Okay, okay… let’s calm down and take a look at the situation. Is it really worth all that worry and nail biting?
A lot of people think so, especially after Jupiter Research announced last month that 58 percent of users delete their cookies regularly, with 40 percent deleting them every month. That news definitely got people a little concerned, but it may not be as important as you think it is.
Brandt Dainow wrote a great article, “The Implications of Cookie Cutting” where he points out the following:
Let’s just stop for a minute and remember what Jupiter Research said — people are not cutting all cookies. Only 1 percent cut a cookie set by the site. People are cutting third-party cookies. If you set your own cookies, the inaccuracy introduced by cookie cutting is less than that produced by general cookie blocking.
So this is only a problem if you use analytics software running on another company’s website which sets a cookie through yours — a third-party cookie. Tracking repeat visitors by other means, acceptable for audit standards, turns out to be as accurate as third-party cookies. In some cases (such as the insurance site) it may actually be more accurate not to use persistent cookies.
The key fact from Jupiter is that people are deleting third party cookies. People don’t mind if a site they choose to visit sets a cookie. What they object to is companies they don’t know doing it without their knowledge, especially if that information is used to follow them around and snoop on them as they surf.
Whew!
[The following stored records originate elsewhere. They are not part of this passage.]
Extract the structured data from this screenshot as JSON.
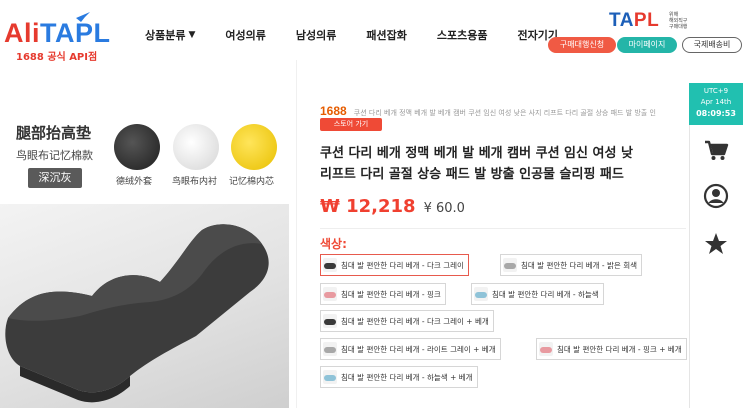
{
  "header": {
    "logo": {
      "brand": "AliTAPL",
      "brand_left": "Ali",
      "brand_right": "TAPL",
      "sub": "1688 공식 API점"
    },
    "nav": [
      {
        "label": "상품분류",
        "has_caret": true
      },
      {
        "label": "여성의류"
      },
      {
        "label": "남성의류"
      },
      {
        "label": "패션잡화"
      },
      {
        "label": "스포츠용품"
      },
      {
        "label": "전자기기"
      }
    ],
    "tapl_logo": {
      "text_a": "TA",
      "text_b": "PL",
      "side": [
        "위해",
        "해외직구",
        "구매대행"
      ]
    },
    "buttons": {
      "agency": "구매대행신청",
      "mypage": "마이페이지",
      "intl_shipping": "국제배송비"
    }
  },
  "side_panel": {
    "timezone": "UTC+9",
    "date": "Apr 14th",
    "time": "08:09:53",
    "icons": [
      "cart-icon",
      "user-icon",
      "star-icon"
    ]
  },
  "product_image": {
    "title": "腿部抬高垫",
    "subtitle": "鸟眼布记忆棉款",
    "tag": "深沉灰",
    "swatches": [
      {
        "caption": "德绒外套",
        "color": "#2b2b2b"
      },
      {
        "caption": "鸟眼布内衬",
        "color": "#e8e8e8"
      },
      {
        "caption": "记忆棉内芯",
        "color": "#f4d21a"
      }
    ]
  },
  "product": {
    "source_badge": "1688",
    "source_text": "쿠션 다리 베개 정맥 베개 발 베개 캠버 쿠션 임신 여성 낮은 사지 리프트 다리 골절 상승 패드 발 방출 인",
    "store_button": "스토어 가기",
    "title_line1": "쿠션 다리 베개 정맥 베개 발 베개 캠버 쿠션 임신 여성 낮",
    "title_line2": "리프트 다리 골절 상승 패드 발 방출 인공물 슬리핑 패드",
    "price_krw": "₩ 12,218",
    "price_cny": "¥ 60.0",
    "color_label": "색상:",
    "options": [
      {
        "label": "침대 발 편안한 다리 베개 - 다크 그레이",
        "thumb": "#3a3a3a",
        "selected": true
      },
      {
        "label": "침대 발 편안한 다리 베개 - 밝은 회색",
        "thumb": "#a8a8a8",
        "selected": false
      },
      {
        "label": "침대 발 편안한 다리 베개 - 핑크",
        "thumb": "#e89aa0",
        "selected": false
      },
      {
        "label": "침대 발 편안한 다리 베개 - 하늘색",
        "thumb": "#8fc3d8",
        "selected": false
      },
      {
        "label": "침대 발 편안한 다리 베개 - 다크 그레이 + 베개",
        "thumb": "#3a3a3a",
        "selected": false
      },
      {
        "label": "침대 발 편안한 다리 베개 - 라이트 그레이 + 베개",
        "thumb": "#a8a8a8",
        "selected": false
      },
      {
        "label": "침대 발 편안한 다리 베개 - 핑크 + 베개",
        "thumb": "#e89aa0",
        "selected": false
      },
      {
        "label": "침대 발 편안한 다리 베개 - 하늘색 + 베개",
        "thumb": "#8fc3d8",
        "selected": false
      }
    ]
  },
  "colors": {
    "brand_red": "#e63a2e",
    "brand_blue": "#2a7be0",
    "teal": "#21c0b0",
    "price_red": "#f04030"
  }
}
That’s a relief since Google Analytics only uses first party cookies.